cf. Photograph by Annie Spratt via Unsplash
“Laura, illustrious by her own virtues, and long celebrated by my verses, I beheld for the first time, in my early youth, on the 6th of April, 1327, about the first hour of the day, in the church of Saint Claire in Avignon: and in the same city, in the same month of April, the same day and hour, in the year 1348, this light of my life was withdrawn from the world while I was at Verona, ignorant, alas! of what had befallen me.”
—Petrarch’s inscription in his copy of Virgil
“Think Of Laura” by Christopher Cross
I was saddened to read recently of the passing of Allan Holdsworth. This is a transcription I did a long time ago of his “In The Dead Of Night” solo. I saw him in the fall of 1983 and remember how much he inspired me.
“Hats off, gentlemen—a genius!”
—Robert Schumann, Review of Chopin’s variations on Mozart’s “Là ci darem la mano,” Op. 2 In “Allgemeine musikalische Zeitung”, Vol. 33, no. 49 (December 7, 1831)
Know’st thou the excellent joys of youth?
Joys of the dear companions and of the merry word and laughing
Joy of the glad light-beaming day, joy of the wide-breath’d games?
Joy of sweet music…
—Walt Whitman, A Song Of Joys
Peder Mork Mønsted, Winter Landscape (1927)
after the light of leaves
the light of snow
and white as coconut before the snow
—Joan Vayo, “all souls day”
Oh! I have slipped the surly bonds of Earth
And danced the skies on laughter-silvered wings;
Sunward I’ve climbed, and joined the tumbling mirth
of sun-split clouds,—and done a hundred things
You have not dreamed of—wheeled and soared and swung
High in the sunlit silence. Hov’ring there,
I’ve chased the shouting wind along, and flung
My eager craft through footless halls of air….
Up, up the long, delirious, burning blue
I’ve topped the wind-swept heights with easy grace

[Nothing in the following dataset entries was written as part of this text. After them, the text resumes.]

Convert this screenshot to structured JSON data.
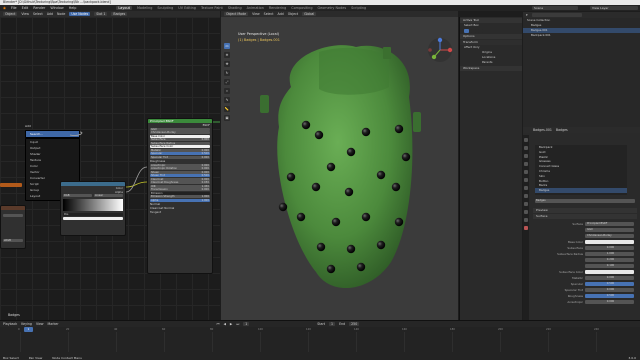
{
  "app": {
    "title": "Blender* [D:\\Github\\Texturing\\Bpa\\Texturing\\Blk ...\\backpack.blend]"
  },
  "menubar": {
    "items": [
      "File",
      "Edit",
      "Render",
      "Window",
      "Help"
    ],
    "workspaces": [
      "Layout",
      "Modeling",
      "Sculpting",
      "UV Editing",
      "Texture Paint",
      "Shading",
      "Animation",
      "Rendering",
      "Compositing",
      "Geometry Nodes",
      "Scripting"
    ],
    "active_workspace": "Layout",
    "scene": "Scene",
    "view_layer": "View Layer"
  },
  "node_editor": {
    "header": {
      "editor": "Object",
      "menus": [
        "View",
        "Select",
        "Add",
        "Node"
      ],
      "use_nodes": "Use Nodes",
      "slot": "Slot 1",
      "material": "Badges"
    },
    "add_menu": {
      "search_label": "Search...",
      "title": "Add",
      "items": [
        "Input",
        "Output",
        "Shader",
        "Texture",
        "Color",
        "Vector",
        "Converter",
        "Script",
        "Group",
        "Layout"
      ]
    },
    "bsdf_node": {
      "title": "Principled BSDF",
      "output": "BSDF",
      "distribution": "GGX",
      "subsurface_method": "Christensen-Burley",
      "rows": [
        {
          "label": "Base Color",
          "value": "",
          "style": "white"
        },
        {
          "label": "Subsurface",
          "value": "0.000",
          "style": "plain"
        },
        {
          "label": "Subsurface Radius",
          "value": "",
          "style": "plain"
        },
        {
          "label": "Subsurface Color",
          "value": "",
          "style": "white"
        },
        {
          "label": "Metallic",
          "value": "0.000",
          "style": "plain"
        },
        {
          "label": "Specular",
          "value": "0.500",
          "style": "blue"
        },
        {
          "label": "Specular Tint",
          "value": "0.000",
          "style": "plain"
        },
        {
          "label": "Roughness",
          "value": "",
          "style": "label"
        },
        {
          "label": "Anisotropic",
          "value": "0.000",
          "style": "plain"
        },
        {
          "label": "Anisotropic Rotation",
          "value": "0.000",
          "style": "plain"
        },
        {
          "label": "Sheen",
          "value": "0.000",
          "style": "plain"
        },
        {
          "label": "Sheen Tint",
          "value": "0.500",
          "style": "blue"
        },
        {
          "label": "Clearcoat",
          "value": "0.000",
          "style": "plain"
        },
        {
          "label": "Clearcoat Roughness",
          "value": "0.030",
          "style": "plain"
        },
        {
          "label": "IOR",
          "value": "1.450",
          "style": "plain"
        },
        {
          "label": "Transmission",
          "value": "0.000",
          "style": "plain"
        },
        {
          "label": "Emission",
          "value": "",
          "style": "dark"
        },
        {
          "label": "Emission Strength",
          "value": "1.000",
          "style": "plain"
        },
        {
          "label": "Alpha",
          "value": "1.000",
          "style": "blue"
        },
        {
          "label": "Normal",
          "value": "",
          "style": "label"
        },
        {
          "label": "Clearcoat Normal",
          "value": "",
          "style": "label"
        },
        {
          "label": "Tangent",
          "value": "",
          "style": "label"
        }
      ]
    },
    "ramp_node": {
      "outputs": [
        "Color",
        "Alpha"
      ],
      "mode": "RGB",
      "interpolation": "Linear",
      "pos": "Pos"
    },
    "left_node": {
      "field": "sRGB"
    },
    "footer_label": "Badges"
  },
  "viewport": {
    "header": {
      "mode": "Object Mode",
      "menus": [
        "View",
        "Select",
        "Add",
        "Object"
      ],
      "transform": "Global"
    },
    "overlay_line1": "User Perspective (Local)",
    "overlay_line2": "(1) Badges | Badges.001",
    "colors": {
      "mesh": "#4c8a3c",
      "rivet": "#1a1a1a"
    }
  },
  "npanel": {
    "active_tool_title": "Active Tool",
    "select_box": "Select Box",
    "options_title": "Options",
    "transform_title": "Transform",
    "affect_only": "Affect Only",
    "affect_items": [
      "Origins",
      "Locations",
      "Parents"
    ],
    "workspace_title": "Workspace",
    "tabs": [
      "Item",
      "Tool",
      "View"
    ]
  },
  "outliner": {
    "search_placeholder": "",
    "rows": [
      "Scene Collection",
      "Badges",
      "Badges.001",
      "Backpack.001"
    ]
  },
  "properties": {
    "header_object": "Badges.001",
    "header_material": "Badges",
    "slots": [
      "Backpack",
      "Gold",
      "Plastic",
      "Glossies",
      "Connect Glass",
      "Chrome",
      "Skin",
      "Button",
      "Backs",
      "Badges"
    ],
    "active_slot": "Badges",
    "material_name": "Badges",
    "preview": "Preview",
    "surface": "Surface",
    "surface_type": "Principled BSDF",
    "distribution": "GGX",
    "subsurface_method": "Christensen-Burley",
    "rows": [
      {
        "label": "Base Color",
        "value": "",
        "style": "white"
      },
      {
        "label": "Subsurface",
        "value": "0.000",
        "style": "plain"
      },
      {
        "label": "Subsurface Radius",
        "value": "1.000",
        "style": "plain"
      },
      {
        "label": "",
        "value": "0.200",
        "style": "plain"
      },
      {
        "label": "",
        "value": "0.100",
        "style": "plain"
      },
      {
        "label": "Subsurface Color",
        "value": "",
        "style": "white"
      },
      {
        "label": "Metallic",
        "value": "0.000",
        "style": "plain"
      },
      {
        "label": "Specular",
        "value": "0.500",
        "style": "blue"
      },
      {
        "label": "Specular Tint",
        "value": "0.000",
        "style": "plain"
      },
      {
        "label": "Roughness",
        "value": "0.500",
        "style": "blue"
      },
      {
        "label": "Anisotropic",
        "value": "0.000",
        "style": "plain"
      }
    ]
  },
  "timeline": {
    "menus": [
      "Playback",
      "Keying",
      "View",
      "Marker"
    ],
    "current_frame": "1",
    "start_label": "Start",
    "start": "1",
    "end_label": "End",
    "end": "250",
    "ticks": [
      "0",
      "20",
      "40",
      "60",
      "80",
      "100",
      "120",
      "140",
      "160",
      "180",
      "200",
      "220",
      "240"
    ]
  },
  "statusbar": {
    "items": [
      "Box Select",
      "Pan View",
      "Node Context Menu"
    ],
    "version": "3.0.0"
  }
}
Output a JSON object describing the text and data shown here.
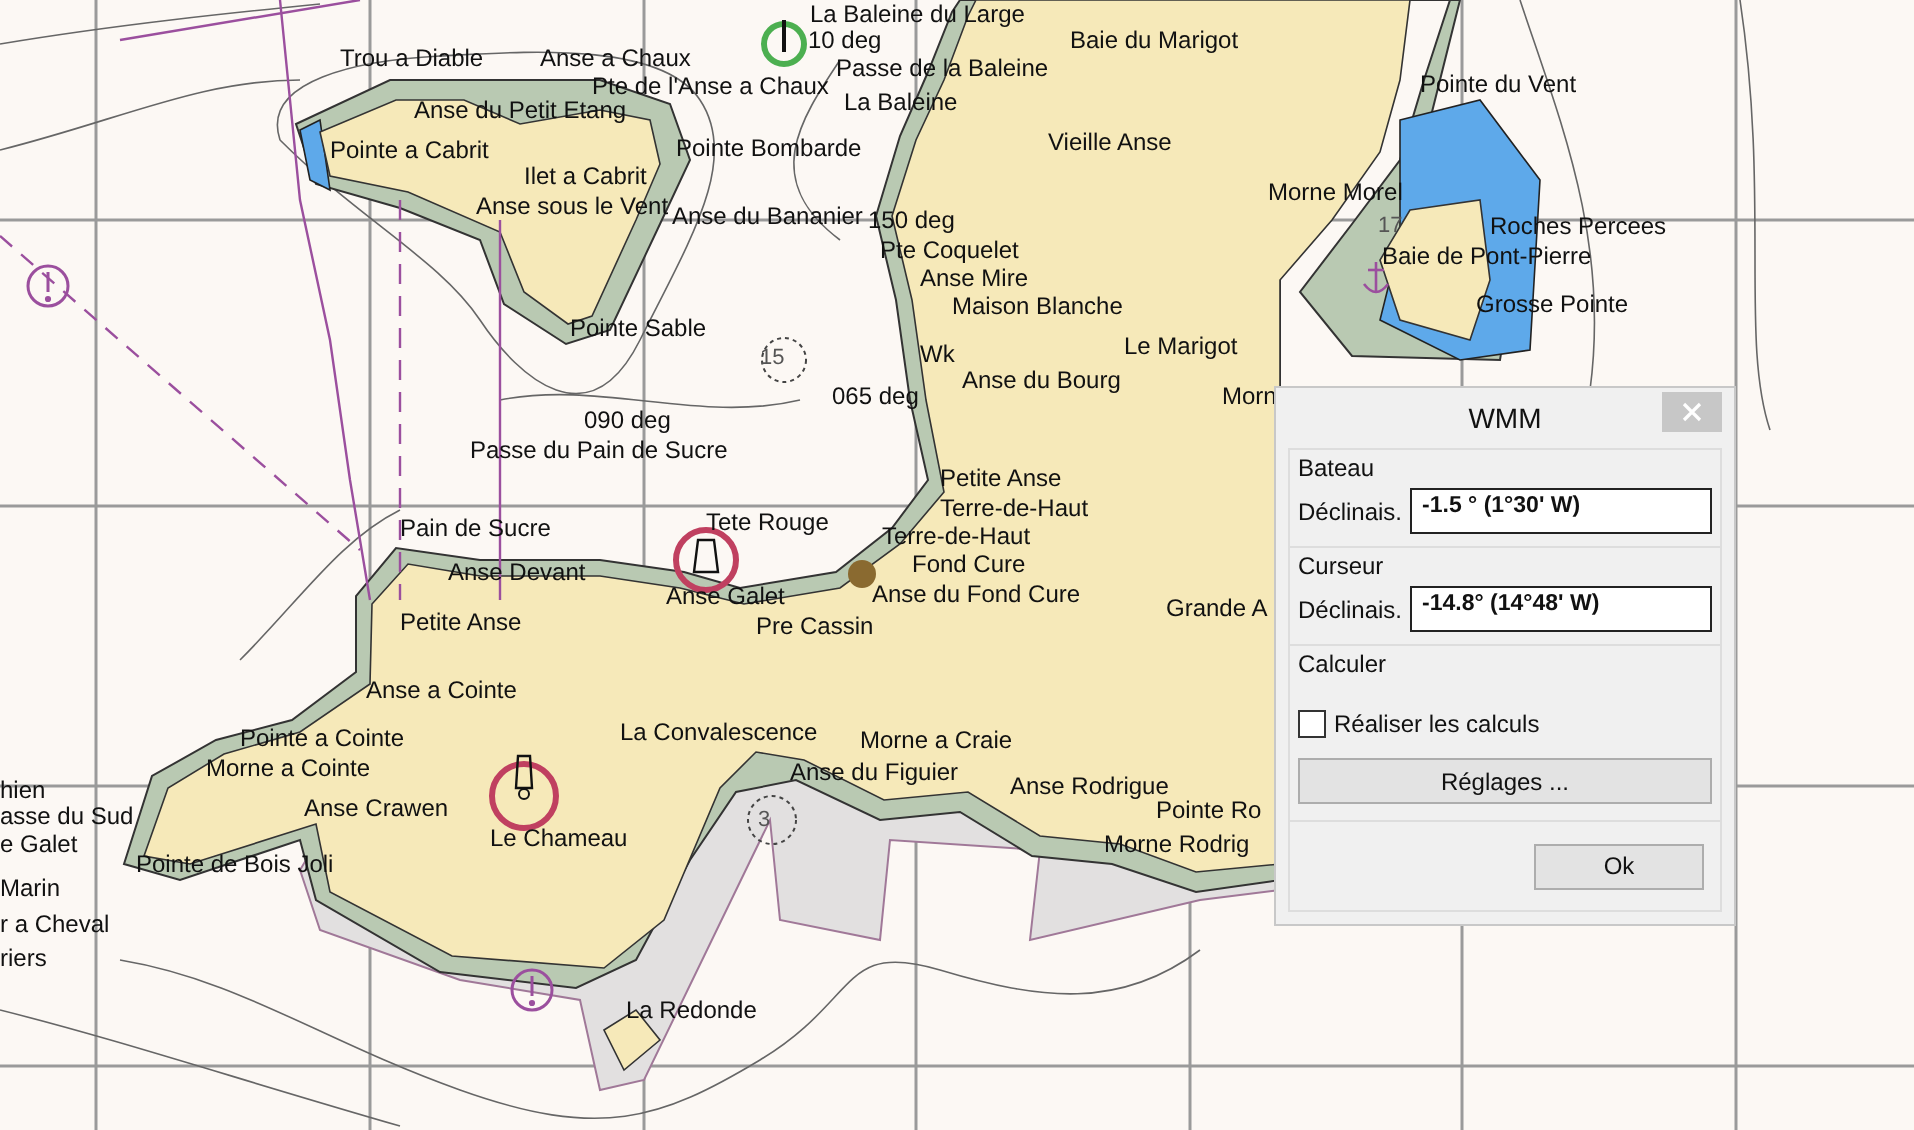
{
  "chart": {
    "labels": [
      "La Baleine du Large",
      "10 deg",
      "Baie du Marigot",
      "Trou a Diable",
      "Anse a Chaux",
      "Passe de la Baleine",
      "Pointe du Vent",
      "Pte de l'Anse a Chaux",
      "La Baleine",
      "Anse du Petit Etang",
      "Pointe a Cabrit",
      "Pointe Bombarde",
      "Vieille Anse",
      "Ilet a Cabrit",
      "Morne Morel",
      "Anse sous le Vent",
      "Anse du Bananier",
      "150 deg",
      "Roches Percees",
      "Pte Coquelet",
      "Baie de Pont-Pierre",
      "Anse Mire",
      "Grosse Pointe",
      "Maison Blanche",
      "Pointe Sable",
      "Le Marigot",
      "Wk",
      "Anse du Bourg",
      "065 deg",
      "Morn",
      "090 deg",
      "Passe du Pain de Sucre",
      "Petite Anse",
      "Terre-de-Haut",
      "Pain de Sucre",
      "Tete Rouge",
      "Terre-de-Haut",
      "Fond Cure",
      "Anse Devant",
      "Anse Galet",
      "Anse du Fond Cure",
      "Grande A",
      "Petite Anse",
      "Pre Cassin",
      "Anse a Cointe",
      "Pointe a Cointe",
      "La Convalescence",
      "Morne a Craie",
      "hien",
      "Morne a Cointe",
      "Anse du Figuier",
      "Anse Rodrigue",
      "asse du Sud",
      "Anse Crawen",
      "Pointe Ro",
      "e Galet",
      "Le Chameau",
      "Morne Rodrig",
      "Pointe de Bois Joli",
      "Marin",
      "r a Cheval",
      "riers",
      "La Redonde"
    ],
    "depth_marks": [
      "15",
      "17",
      "3"
    ]
  },
  "dialog": {
    "title": "WMM",
    "groups": [
      {
        "title": "Bateau",
        "field_label": "Déclinais.",
        "value": "-1.5 ° (1°30' W)"
      },
      {
        "title": "Curseur",
        "field_label": "Déclinais.",
        "value": "-14.8° (14°48' W)"
      }
    ],
    "calc": {
      "title": "Calculer",
      "checkbox_label": "Réaliser les calculs",
      "checked": false,
      "button": "Réglages ..."
    },
    "ok": "Ok"
  }
}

Where never lark nor ever eagle flew—
And, while with silent lifting mind I’ve trod
The high untrespassed sanctity of space,
Put out my hand, and touched the face of God.
—John Gillespie Magee, Jr., “High Flight”